[[ Task data, beginning ]]

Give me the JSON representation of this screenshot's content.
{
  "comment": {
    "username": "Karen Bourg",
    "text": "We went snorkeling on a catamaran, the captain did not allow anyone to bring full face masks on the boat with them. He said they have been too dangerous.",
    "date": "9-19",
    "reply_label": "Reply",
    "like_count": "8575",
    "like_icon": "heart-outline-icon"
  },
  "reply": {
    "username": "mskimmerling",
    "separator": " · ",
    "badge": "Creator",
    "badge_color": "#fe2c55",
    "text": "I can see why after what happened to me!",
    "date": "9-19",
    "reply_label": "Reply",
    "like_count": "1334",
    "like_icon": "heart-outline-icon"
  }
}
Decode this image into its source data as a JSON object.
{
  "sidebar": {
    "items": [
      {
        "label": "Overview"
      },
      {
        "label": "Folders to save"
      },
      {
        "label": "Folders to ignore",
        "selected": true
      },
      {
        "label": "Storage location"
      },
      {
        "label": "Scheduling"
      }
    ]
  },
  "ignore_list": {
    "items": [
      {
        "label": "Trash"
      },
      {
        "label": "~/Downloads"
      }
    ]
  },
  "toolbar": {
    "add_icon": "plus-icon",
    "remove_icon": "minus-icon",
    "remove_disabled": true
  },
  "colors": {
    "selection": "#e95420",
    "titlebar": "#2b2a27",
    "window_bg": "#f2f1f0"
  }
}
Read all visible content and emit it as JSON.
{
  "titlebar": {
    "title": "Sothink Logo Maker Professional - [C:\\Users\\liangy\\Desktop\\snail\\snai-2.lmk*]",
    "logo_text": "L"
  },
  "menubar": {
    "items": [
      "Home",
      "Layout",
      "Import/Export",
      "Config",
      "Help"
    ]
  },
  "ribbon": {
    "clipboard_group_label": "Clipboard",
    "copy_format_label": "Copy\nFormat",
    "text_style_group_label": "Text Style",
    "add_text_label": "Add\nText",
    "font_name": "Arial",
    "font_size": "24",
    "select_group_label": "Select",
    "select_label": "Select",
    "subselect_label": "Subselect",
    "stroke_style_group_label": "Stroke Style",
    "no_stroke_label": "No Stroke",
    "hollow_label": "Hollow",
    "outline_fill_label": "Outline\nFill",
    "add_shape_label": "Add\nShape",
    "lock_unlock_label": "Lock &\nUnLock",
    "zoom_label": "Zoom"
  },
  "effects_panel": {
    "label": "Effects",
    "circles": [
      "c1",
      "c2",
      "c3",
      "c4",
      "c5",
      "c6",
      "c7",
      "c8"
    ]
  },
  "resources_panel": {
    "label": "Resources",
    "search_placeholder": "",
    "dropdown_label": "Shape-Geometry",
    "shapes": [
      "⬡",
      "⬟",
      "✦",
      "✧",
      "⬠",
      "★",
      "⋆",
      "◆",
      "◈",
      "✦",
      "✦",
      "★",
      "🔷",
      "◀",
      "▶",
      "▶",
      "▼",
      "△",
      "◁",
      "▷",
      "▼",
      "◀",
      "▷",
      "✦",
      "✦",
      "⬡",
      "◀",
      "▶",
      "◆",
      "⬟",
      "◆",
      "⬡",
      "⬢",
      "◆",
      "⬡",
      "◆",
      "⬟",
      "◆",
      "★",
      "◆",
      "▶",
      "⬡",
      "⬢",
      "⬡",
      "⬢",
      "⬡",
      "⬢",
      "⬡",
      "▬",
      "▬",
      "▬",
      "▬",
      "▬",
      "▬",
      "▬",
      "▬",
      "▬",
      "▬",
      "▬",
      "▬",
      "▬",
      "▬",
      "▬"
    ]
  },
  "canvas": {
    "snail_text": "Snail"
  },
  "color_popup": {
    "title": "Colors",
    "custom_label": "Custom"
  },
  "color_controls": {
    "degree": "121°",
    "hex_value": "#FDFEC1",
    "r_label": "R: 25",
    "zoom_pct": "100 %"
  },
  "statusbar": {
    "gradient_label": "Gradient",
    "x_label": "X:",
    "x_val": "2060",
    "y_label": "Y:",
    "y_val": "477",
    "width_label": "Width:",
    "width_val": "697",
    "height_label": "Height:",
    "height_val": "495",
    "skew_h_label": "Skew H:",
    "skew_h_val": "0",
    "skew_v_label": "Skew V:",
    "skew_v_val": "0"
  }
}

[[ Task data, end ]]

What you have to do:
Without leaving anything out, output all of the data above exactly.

Task response:
Give me the JSON representation of this screenshot's content.
{
  "comment": {
    "username": "Karen Bourg",
    "text": "We went snorkeling on a catamaran, the captain did not allow anyone to bring full face masks on the boat with them. He said they have been too dangerous.",
    "date": "9-19",
    "reply_label": "Reply",
    "like_count": "8575",
    "like_icon": "heart-outline-icon"
  },
  "reply": {
    "username": "mskimmerling",
    "separator": " · ",
    "badge": "Creator",
    "badge_color": "#fe2c55",
    "text": "I can see why after what happened to me!",
    "date": "9-19",
    "reply_label": "Reply",
    "like_count": "1334",
    "like_icon": "heart-outline-icon"
  }
}
Decode this image into its source data as a JSON object.
{
  "sidebar": {
    "items": [
      {
        "label": "Overview"
      },
      {
        "label": "Folders to save"
      },
      {
        "label": "Folders to ignore",
        "selected": true
      },
      {
        "label": "Storage location"
      },
      {
        "label": "Scheduling"
      }
    ]
  },
  "ignore_list": {
    "items": [
      {
        "label": "Trash"
      },
      {
        "label": "~/Downloads"
      }
    ]
  },
  "toolbar": {
    "add_icon": "plus-icon",
    "remove_icon": "minus-icon",
    "remove_disabled": true
  },
  "colors": {
    "selection": "#e95420",
    "titlebar": "#2b2a27",
    "window_bg": "#f2f1f0"
  }
}
Read all visible content and emit it as JSON.
{
  "titlebar": {
    "title": "Sothink Logo Maker Professional - [C:\\Users\\liangy\\Desktop\\snail\\snai-2.lmk*]",
    "logo_text": "L"
  },
  "menubar": {
    "items": [
      "Home",
      "Layout",
      "Import/Export",
      "Config",
      "Help"
    ]
  },
  "ribbon": {
    "clipboard_group_label": "Clipboard",
    "copy_format_label": "Copy\nFormat",
    "text_style_group_label": "Text Style",
    "add_text_label": "Add\nText",
    "font_name": "Arial",
    "font_size": "24",
    "select_group_label": "Select",
    "select_label": "Select",
    "subselect_label": "Subselect",
    "stroke_style_group_label": "Stroke Style",
    "no_stroke_label": "No Stroke",
    "hollow_label": "Hollow",
    "outline_fill_label": "Outline\nFill",
    "add_shape_label": "Add\nShape",
    "lock_unlock_label": "Lock &\nUnLock",
    "zoom_label": "Zoom"
  },
  "effects_panel": {
    "label": "Effects",
    "circles": [
      "c1",
      "c2",
      "c3",
      "c4",
      "c5",
      "c6",
      "c7",
      "c8"
    ]
  },
  "resources_panel": {
    "label": "Resources",
    "search_placeholder": "",
    "dropdown_label": "Shape-Geometry",
    "shapes": [
      "⬡",
      "⬟",
      "✦",
      "✧",
      "⬠",
      "★",
      "⋆",
      "◆",
      "◈",
      "✦",
      "✦",
      "★",
      "🔷",
      "◀",
      "▶",
      "▶",
      "▼",
      "△",
      "◁",
      "▷",
      "▼",
      "◀",
      "▷",
      "✦",
      "✦",
      "⬡",
      "◀",
      "▶",
      "◆",
      "⬟",
      "◆",
      "⬡",
      "⬢",
      "◆",
      "⬡",
      "◆",
      "⬟",
      "◆",
      "★",
      "◆",
      "▶",
      "⬡",
      "⬢",
      "⬡",
      "⬢",
      "⬡",
      "⬢",
      "⬡",
      "▬",
      "▬",
      "▬",
      "▬",
      "▬",
      "▬",
      "▬",
      "▬",
      "▬",
      "▬",
      "▬",
      "▬",
      "▬",
      "▬",
      "▬"
    ]
  },
  "canvas": {
    "snail_text": "Snail"
  },
  "color_popup": {
    "title": "Colors",
    "custom_label": "Custom"
  },
  "color_controls": {
    "degree": "121°",
    "hex_value": "#FDFEC1",
    "r_label": "R: 25",
    "zoom_pct": "100 %"
  },
  "statusbar": {
    "gradient_label": "Gradient",
    "x_label": "X:",
    "x_val": "2060",
    "y_label": "Y:",
    "y_val": "477",
    "width_label": "Width:",
    "width_val": "697",
    "height_label": "Height:",
    "height_val": "495",
    "skew_h_label": "Skew H:",
    "skew_h_val": "0",
    "skew_v_label": "Skew V:",
    "skew_v_val": "0"
  }
}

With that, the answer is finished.